Thursday,   23-Mar-2023   10:03 AM (IST)

The Indian rupee opened the day higher at 82.3750/3850 levels compared to its previous close at 82.6550/6650 levels as dollar slips overseas after the U.S. Federal Reserve hiked rates by 25 basis points and signalled it was closer to the end of its tightening cycle amid turmoil in the financial markets. Asian currencies broadly gained against a softer dollar index. Asian equities mixed as Fed warns of a credit crunch affecting U.S. economy due to banking stress. Risk sentiment has not fully rebounded after statement. Indian government bond yields trading lower in early session tracking U.S. peers. Domestic equity markets opened lower as global sentiments turned weaker. At 9:24 AM, the S&P BSE Sensex was trading at 57,946 down 268 point, while the broader Nifty50 was at 17,074 down 78 point. As per the technical indicators range for the USDINR pair may be 82.10-82.70 levels. Rupee has an immediate support at 82.42 levels. A breach of the same may see rupee at 82.66 followed by 82.85 levels. On the positive side rupee is likely to face resistance at 82.25 levels and if it is able to break the same then it may gain up to 82.03 levels followed by 81.86 levels.

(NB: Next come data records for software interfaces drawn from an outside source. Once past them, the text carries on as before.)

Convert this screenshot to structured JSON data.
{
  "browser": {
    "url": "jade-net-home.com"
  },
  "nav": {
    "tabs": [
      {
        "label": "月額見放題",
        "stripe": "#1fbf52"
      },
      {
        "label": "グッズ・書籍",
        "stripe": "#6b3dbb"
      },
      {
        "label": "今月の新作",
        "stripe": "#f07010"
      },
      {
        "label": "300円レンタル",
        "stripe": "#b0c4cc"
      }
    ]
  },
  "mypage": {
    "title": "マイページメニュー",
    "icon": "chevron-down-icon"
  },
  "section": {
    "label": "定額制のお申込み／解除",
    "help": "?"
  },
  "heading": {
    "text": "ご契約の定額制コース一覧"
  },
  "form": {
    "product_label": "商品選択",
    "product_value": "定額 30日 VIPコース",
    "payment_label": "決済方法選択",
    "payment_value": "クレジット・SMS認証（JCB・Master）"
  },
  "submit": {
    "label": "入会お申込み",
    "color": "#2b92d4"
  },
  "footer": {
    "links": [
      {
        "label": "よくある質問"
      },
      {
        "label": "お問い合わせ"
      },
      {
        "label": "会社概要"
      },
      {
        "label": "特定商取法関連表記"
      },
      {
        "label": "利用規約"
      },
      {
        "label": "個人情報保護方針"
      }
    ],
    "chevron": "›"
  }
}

The dollar was under pressure near seven-week lows on Thursday as U.S. bond yields fell sharply after the Federal Reserve sounded close to calling time on interest rate hikes. The Fed raised its benchmark funds rate by 25 basis points, as expected, but dropped language about "ongoing increases" being needed in favour of "some additional" rises, as it waits and watches how wobbling confidence in banks affects the economy. Futures imply only an even chance of one more hike. That's a contrast to Europe where markets see another 50 bp or so to go, and the gap sent the euro surging. The dollar pared some of its losses when U.S. Treasury Secretary Janet Yellen set off another round of bank stock selling and jitters over stability by telling Congress she hasn't considered or discussed blanket insurance for deposits. The euro strengthened as much as 1.3% to its highest since early February at $1.0912, though by the Asian morning it had dropped back to bought $1.0872. Sterling also shot to a seven-week high as British inflation unexpectedly rose, leaving it at an eye-watering 10.4% and heaping pressure on the Bank of England to raise rates and sound hawkish at its meeting later in the day. Dollar/yen fell 0.7% overnight and was edging lower in the Asian morning at 131.19. Two-year Treasury yields fell 22 bps on Wednesday. Financial markets have been roiled by wavering confidence in banks globally following a run on Silicon Valley Bank two weeks ago and the sudden demise of Credit Suisse. The risk-sensitive Australian dollar recoiled sharply from a two-week high of $0.6759 to be back at $0.6707 on Thursday morning. The New Zealand dollar also gave up overnight gains, but was firm in morning trade at $0.6238. Sterling bought $1.2282 after rising as high as $1.2334 overnight. Markets have priced a 25bp hike from the BoE. The focus on the banking front is now primarily on U.S. regional lenders where worry of a contagious run on deposits remains elevated. Fed Chair Jerome Powell said deposit flows have stabilised in the last week, and smaller lenders said they took some comfort from Yellen's remarks that deposit insurance would be considered were there to be a contagion risk. Bitcoin fell 3% to $27,360 after a series of U.S. Securities and Exchange Commission lawsuits over crypto promotion put a dampener on digital assets.